Any more information on those last two avenues, or ideas as to where I could look?

firedrake
10-28-2011, 08:46 PM
In order to employ him, you' have to demonstrate that there are no US citizens available to do the job. You'd have to advertise in at least three places, e.g. local paper, Monster, a 'trade' paper. If you do get American applicants, you'll have to be prepared to explain why you don't think they're suitable for the job. He'll have to be able to provide documentary evidence of his experience and qualifications.

You'll have to pay his immigration fees. The best bet is to go for an H1-B temporary employment visa. These are valid for three years and renewable for another three and then another one year. These visas are issued on an annual quota basis. In other words, there are only so many available every year. The USCIS web site would be a good starting point for information.

Getting permanent residency is even harder and it's demoralizing, bureaucratic, expensive and soul-sucking. I hope I never have to deal with the USCIS again, they pretty much fucked us over good and proper.

Good luck!

Amadan
10-28-2011, 08:46 PM
We were planning on having him apply at a nearby university and for a student visa, but he was worried he'd get turned down.

I'm already married, and this is a nineteen-year-old kid, so marriage is definitely out of the question, lol.

Hiring him is an interesting possibility. He does have an unusual skill--he's an excellent parkour coach--and I am part of a nonprofit parkour organization that could use him.
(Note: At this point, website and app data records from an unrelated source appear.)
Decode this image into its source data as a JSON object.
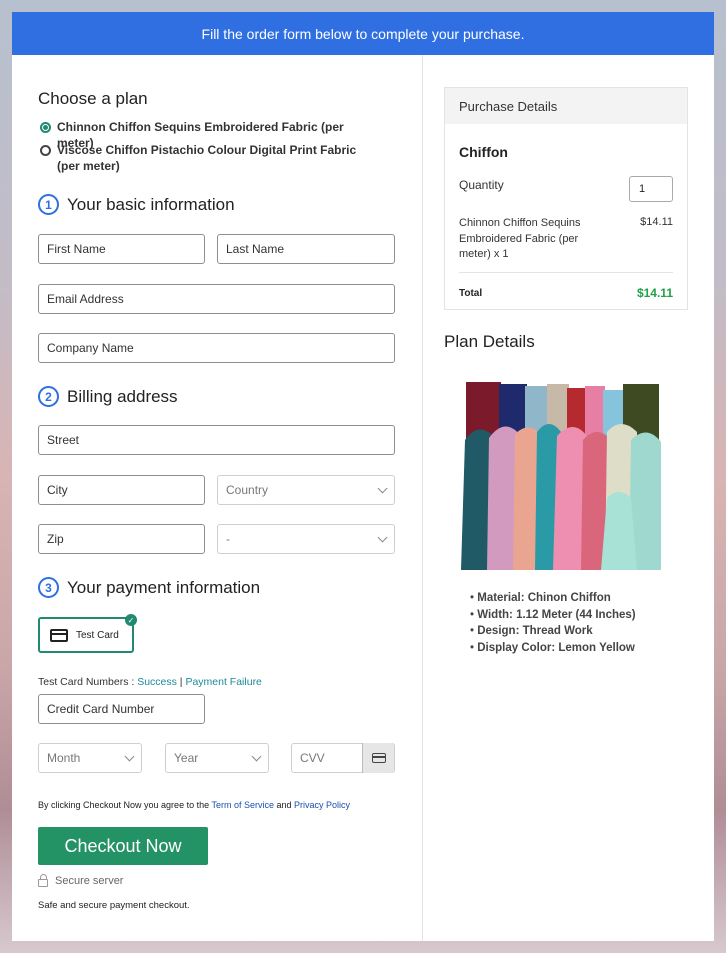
{
  "banner": {
    "text": "Fill the order form below to complete your purchase."
  },
  "plan": {
    "heading": "Choose a plan",
    "options": [
      {
        "label": "Chinnon Chiffon Sequins Embroidered Fabric (per meter)",
        "selected": true
      },
      {
        "label": "Viscose Chiffon Pistachio Colour Digital Print Fabric (per meter)",
        "selected": false
      }
    ]
  },
  "basic": {
    "num": "1",
    "heading": "Your basic information",
    "first_name": "First Name",
    "last_name": "Last Name",
    "email": "Email Address",
    "company": "Company Name"
  },
  "billing": {
    "num": "2",
    "heading": "Billing address",
    "street": "Street",
    "city": "City",
    "country": "Country",
    "zip": "Zip",
    "state": "-"
  },
  "payment": {
    "num": "3",
    "heading": "Your payment information",
    "test_card": "Test Card",
    "test_numbers_label": "Test Card Numbers : ",
    "success": "Success",
    "separator": " | ",
    "failure": "Payment Failure",
    "card_number": "Credit Card Number",
    "month": "Month",
    "year": "Year",
    "cvv": "CVV"
  },
  "terms": {
    "prefix": "By clicking Checkout Now you agree to the ",
    "tos": "Term of Service",
    "and": " and ",
    "privacy": "Privacy Policy"
  },
  "checkout": {
    "label": "Checkout Now",
    "secure": "Secure server",
    "safe": "Safe and secure payment checkout."
  },
  "purchase": {
    "header": "Purchase Details",
    "title": "Chiffon",
    "quantity_label": "Quantity",
    "quantity": "1",
    "item_desc": "Chinnon Chiffon Sequins Embroidered Fabric (per meter) x 1",
    "item_price": "$14.11",
    "total_label": "Total",
    "total": "$14.11"
  },
  "plan_details": {
    "heading": "Plan Details",
    "bullets": [
      "Material: Chinon Chiffon",
      "Width: 1.12 Meter (44 Inches)",
      "Design: Thread Work",
      "Display Color: Lemon Yellow"
    ]
  },
  "colors": {
    "accent": "#2f6fe2",
    "green": "#239264",
    "total": "#22a04a",
    "link": "#1e8a9a"
  },
  "icons": [
    "card-icon",
    "check-icon",
    "chevron-down-icon",
    "lock-icon"
  ]
}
He seemed to think there was some sort of "sponsorship" that I could do that would help him, but he's not much more versed in this stuff than I am.

Any more information on those last two avenues, or ideas as to where I could look?

Not really, but H1-B visas aren't easy to get. Basically you have to attest that he has vital skills for which you cannot find a U.S. citizen to perform the same duties. I'm pretty sure it would be pretty expensive, and you'd definitely need to consult with an immigration attorney.

Monkey
10-28-2011, 09:06 PM
He does have a unique set of skills.

He's a very skilled parkour practitioner (back flips off of buildings good) who has also created and managed a huge parkour organization. He's a good coach, and he speaks multiple languages.

He would, no lie, be an excellent help to our organization, in a way that not just anyone could. I would even go so far as to say that no one in the US with his skill and experience would work for the wages we could pay, which would be minimal.

I also saw something about domestic household workers getting visas if they were accompanied by their employers?

Of course, I'm still hoping we can get him in on a student visa...

firedrake
10-28-2011, 09:18 PM
Ah, now there's another problem...you would have to pay the prevailing wage for that profession. That's one of the few pieces of immigration law that's set up to prevent the exploitation of foreign workers.

And, there are also annual quotas on people coming in from various countries, e.g. Mexico, India and China.

Amadan is right, you should really consult an immigration attorney. A good one will know his/her way through the complex system.

Unfortunately, the U.S. has one of the toughest immigration systems in the world. It won't be easy.

Amadan
10-28-2011, 09:30 PM
He would, no lie, be an excellent help to our organization, in a way that not just anyone could. I would even go so far as to say that no one in the US with his skill and experience would work for the wages we could pay, which would be minimal.

Uh, yeah, "We want to hire an immigrant because he'll work cheaper than a U.S. citizen would" is exactly the sort of thing that DHS does not want to hear.

Monkey
10-28-2011, 10:29 PM
Yeah, I can see the point in that.

I'm just looking for some way to get him here, darn it.

Scribly
10-28-2011, 10:34 PM
I believe there is a Mexico based professional organisation you can contact. They specialize in getting people into the US and have been doing so for a number of years now...

CyberForensicWriter
11-04-2011, 03:13 PM
A good source of information is visajourney.com. It's a forum site with thousands of others who are somewhere in the process of getting visas or immigrating to the US. They would be able to offer you much more information, links and such. You don't have to sign up to read the information and the guides available either.